RODNEY FROST HIMSELF
|OPENS May 25 until September 15, 201310:00 am – 4:00 pm Daily7 Days a Week beginning May 25|
ORILLIA) -- On the surface, Rodney Frost’s imagination appears to have gotten the best of him. And as a consequence we are the beneficiaries.
Nearly thirty of his whirligigs, mechanical toys, kinetic contraptions and for lack of a better word, whatchamacallits, are featured in a special Leacock Museum exhibition titled: Rodney Frost: Himself.
Despite having been tagged “an emerging artist” by the Canada Council, the Orillia resident has doggedly pursued his muse through what can only be described as a lifetime of modest accomplishments and monumental setbacks.
After coming to Canada in the 1960s and working as a bottle designer, magazine art director, teacher and waggon-maker / wheelwright, Frost came to kinetic art late in his career. He credits the view from a window in his psychiatrist’s office with setting him upon the path of rendering his ideas, emotions and personal philosophy as art.
A disarmingly frank biography entry in the exhibit guide provides an insight into Frost’s world.
1993 - Reads Moby Dick. Acts accordingly. Third nervous breakdown. Tells psychiatrist what he sees out of window could be made into moving art piece. Does that.
1994 – Commences third half of life. Has nice time making stuff (later classified as kinetic art.)
He has three books on kinetic art to his credit, all of which are very good sellers in the United States, England and literally around the globe; lesser so however in Canada. His self-published chapbooks on art and philosophy have established him as both spokesperson and mentor on the local arts scene.
“We’d been after Rodney to mount a show for some time,” said Leacock Museum curator Fred Addis. “It wasn’t until we’d worked together on a couple of projects, that I realized that there is no disconnect whatsoever between the simple truths he lives by and the art that springs from his mind to his hand.”
“He brings to the table an impressive arsenal of skills: all of which find their way into his work as project and whim allow.”
His creation for the Sunshine Sketches anniversary last year, titled No. 64 Extenuating Circumstances, is not only a direct nod to Leacock but Frost’s personal tribute.
Stephen Leacock loved the people and places he wrote of. Such smiles of extreme affection are often referred to as humour.

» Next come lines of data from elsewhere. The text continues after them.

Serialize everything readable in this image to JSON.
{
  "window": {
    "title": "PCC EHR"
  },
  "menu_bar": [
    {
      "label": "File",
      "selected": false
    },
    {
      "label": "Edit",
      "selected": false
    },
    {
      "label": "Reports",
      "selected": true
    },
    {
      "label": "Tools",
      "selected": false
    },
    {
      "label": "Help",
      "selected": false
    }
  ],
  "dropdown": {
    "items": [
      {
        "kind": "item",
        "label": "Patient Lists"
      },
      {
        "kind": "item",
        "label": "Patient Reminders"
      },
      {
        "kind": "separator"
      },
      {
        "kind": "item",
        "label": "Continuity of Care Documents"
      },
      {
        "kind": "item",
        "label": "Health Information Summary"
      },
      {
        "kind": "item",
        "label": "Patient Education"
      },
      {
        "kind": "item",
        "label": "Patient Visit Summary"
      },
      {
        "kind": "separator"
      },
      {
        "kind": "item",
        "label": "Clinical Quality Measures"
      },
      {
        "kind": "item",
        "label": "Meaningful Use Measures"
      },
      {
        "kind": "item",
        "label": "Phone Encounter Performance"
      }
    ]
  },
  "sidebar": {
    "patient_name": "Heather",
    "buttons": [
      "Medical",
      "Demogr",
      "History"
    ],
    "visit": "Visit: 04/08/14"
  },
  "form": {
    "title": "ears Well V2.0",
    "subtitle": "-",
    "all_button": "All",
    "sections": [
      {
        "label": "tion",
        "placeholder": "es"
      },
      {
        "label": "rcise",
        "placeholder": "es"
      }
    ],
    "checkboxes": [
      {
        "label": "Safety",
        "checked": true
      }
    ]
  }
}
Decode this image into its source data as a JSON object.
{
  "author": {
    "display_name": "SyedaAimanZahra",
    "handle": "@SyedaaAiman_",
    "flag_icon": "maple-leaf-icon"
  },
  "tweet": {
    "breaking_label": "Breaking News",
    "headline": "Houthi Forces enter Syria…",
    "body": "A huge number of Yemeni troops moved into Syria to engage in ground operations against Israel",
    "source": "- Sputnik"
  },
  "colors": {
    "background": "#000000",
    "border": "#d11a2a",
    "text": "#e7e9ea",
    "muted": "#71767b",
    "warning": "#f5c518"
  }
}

But only by reading between the lines and from our own understanding, can we convert the words on the page into the love, care and affection that he felt: the longing and the comfort, a chuckle and a hug, and a tear from the heart.
Fortunately for us, Rodney Frost’s feeling of kinship with Leacock, has resulted in a treasure trove of mechanical creations which either bring life into closer focus or altogether skew our perceptions, but always with the same unmistakable affection and twinkle in the eye.
Rodney Frost: Himself is now on exhibition at the Leacock Museum National Historic Site, 50 Museum Drive in Orillia and is included with paid admission to the museum.
The exhibit will be officially opened during Doors Open Orillia on May 25 and 26.
The show runs until September.
THE ART OF WRITING GALLERIES, located on the second floor of Leacock House, were opened in 2001 following a sympathetic architectural restoration of the building.
Formerly substantial guest quarters, complete with lakeside balconies, the galleries have proven ideal in presenting the national Leacock exhibition Written by Water and the extensive Photographic Imagination of Lucy Maud Montgomery.
Designed to focus on the cultural landscapes of Lake Simcoe Country, including the lives and works of writers such as Montgomery, Timothy Findley, Peter Gzowski, Richard B. Wright, Mazo de la Roche, Ernest Thompson Seton, the galleries have also been chosen to launch the Canadian premier of the international exhibition The Private World of John Steinbeck and the Leacock Museum organized Canadian exhibit, Peter Gzowski’s Beautiful Words.